We have all seen it: that crazy uncle on your Facebook feed posting news so outrageous that it can’t be true. Or can it?
The simple answer is no, Fidel Castro will not come back to life after the Cuban government faked his death.
However, there is a bigger problem at play here. A new era of yellow journalism being ushered in by exaggerated news on sites that are extremely biased or fake.
These sites have gained so much power that some have speculated that they, along with pro-Donald Trump Russian propaganda, played a part in shaping the presidential election.
Websites like TMZ and the print tabloids have been doing this for years, but many people realize that those forms of media are gossip rather than real news.
However, there are few ways to stop people from creating websites promoting “fake news.” Once it’s online, nothing stops it from reaching millions of people in a matter of seconds.
The problem with posting fake or exaggerated news is that those without the ability to see past serious flaws in a story might actually believe it to be true.
Here are some tips to see if you can really trust the “news” people are putting on social media.
–Compiled by Parker Ward
The source of the story is often the easiest way to see if it’s really newsworthy.
If it’s not a formal news source like The Washington Post or ABC News, take extreme caution when reading the story.
Some websites have even begun posing as credited news sources. Methods include changing “.com” to “.co” in the URL.
One such story, posted on a website posing as ABC News, claimed that a man was paid $3,500 to protest Trump’s rallies.
While the story was obviously fake, the now president-elect and his campaign manager at the time, Corey Lewandowski, tweeted out the story to their followers as if it were news.
A simple check of the URL could have alerted them to the fact that this was fake news.
Some headlines are nothing but “clickbait” meant to draw in readers with outrageous claims.
If a headline sounds too ridiculous to be true, then it’s probably false.
“THE TRUTH IS OUT! The Media Doesn’t Want You To See What Hillary Did After Losing …” reads a headline on LibertyWritersNews.com, a site run from an Airbnb rental by two former restaurant workers who told The Washington Post they write to get clicks.

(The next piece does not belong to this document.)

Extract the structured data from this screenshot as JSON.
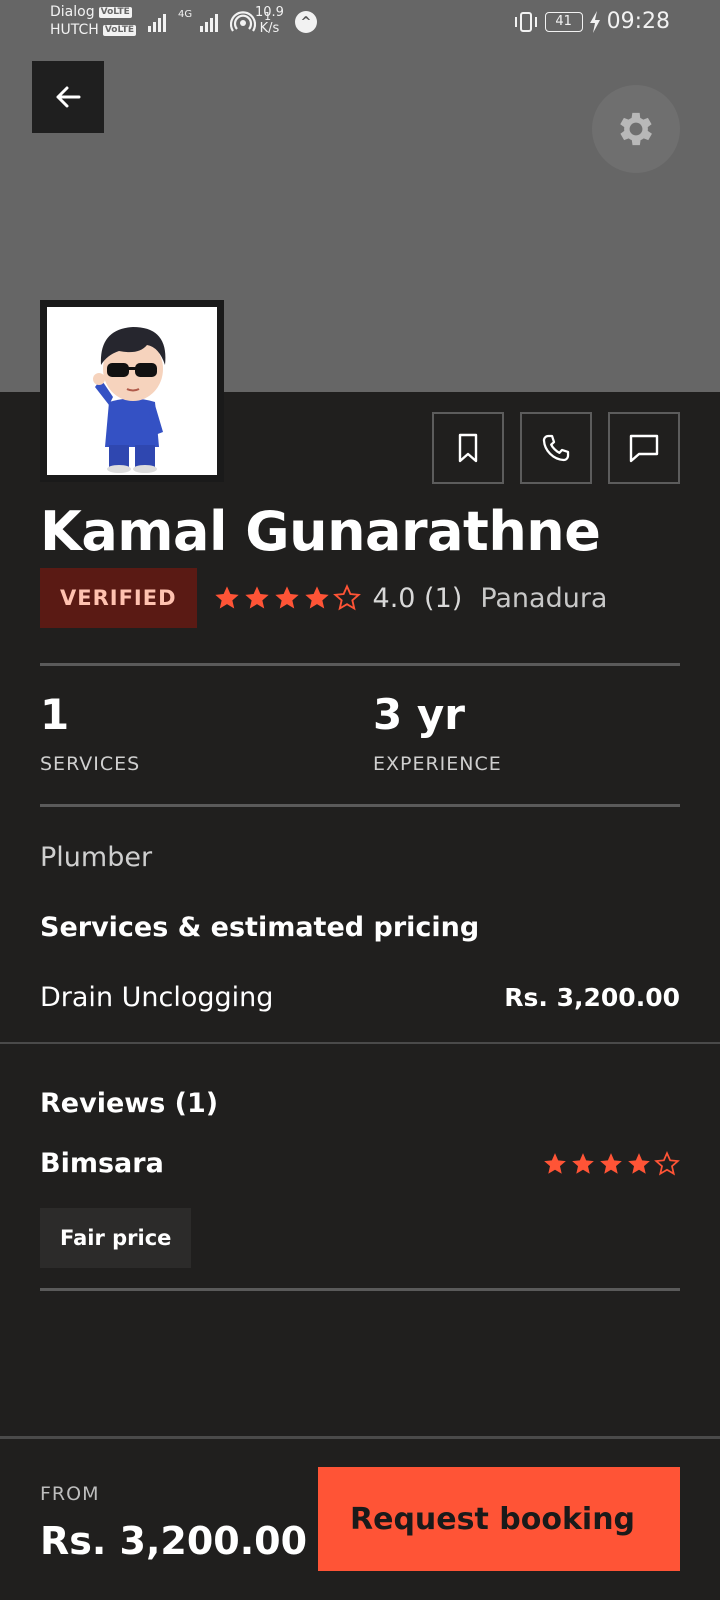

Any good news organization would never use all caps and put an exclamation mark in a headline unless the world is ending. And chances are, it isn’t.
Believe it or not, some news might not always be completely fake, but certain websites like to present quotes out of context or otherwise significantly altered.
A simple check to see if the quote came from a firsthand source will probably tell you whether or not you can trust that source.
A recent example was a crusade against Kellogg’s perpetrated by Breitbart.
The website claimed that Kellogg’s stocks were falling due to “accusations of child labor exploitation.” This claim is exaggerated. The real story is that some of Kellogg’s products used palm oil that a human rights group claimed was made using child labor. Breitbart did not mention this article or where they got their information from, leading anyone who did not look deep enough to believe there was a huge scandal.
Does this story actually sound feasible? If you have serious doubts before even reading the story, then it is probably as far from the truth as a “.co” website.
For example, a few weeks ago, a fake news story about Hobby Lobby closing all its stores spread across Facebook. However, Hobby Lobby’s website showed a statement saying the story was false and that the company was still in business.
You should always have a healthy level of skepticism.
Websites like the Onion produce comically satirical news. It’s obviously fake, but it does not go out of its way to tell the world that it is satire.
The only real concern is that satirical websites don’t tend to break away from their comedic model. Their satire is fake and just meant to be humorous, but some people still fall into the trap.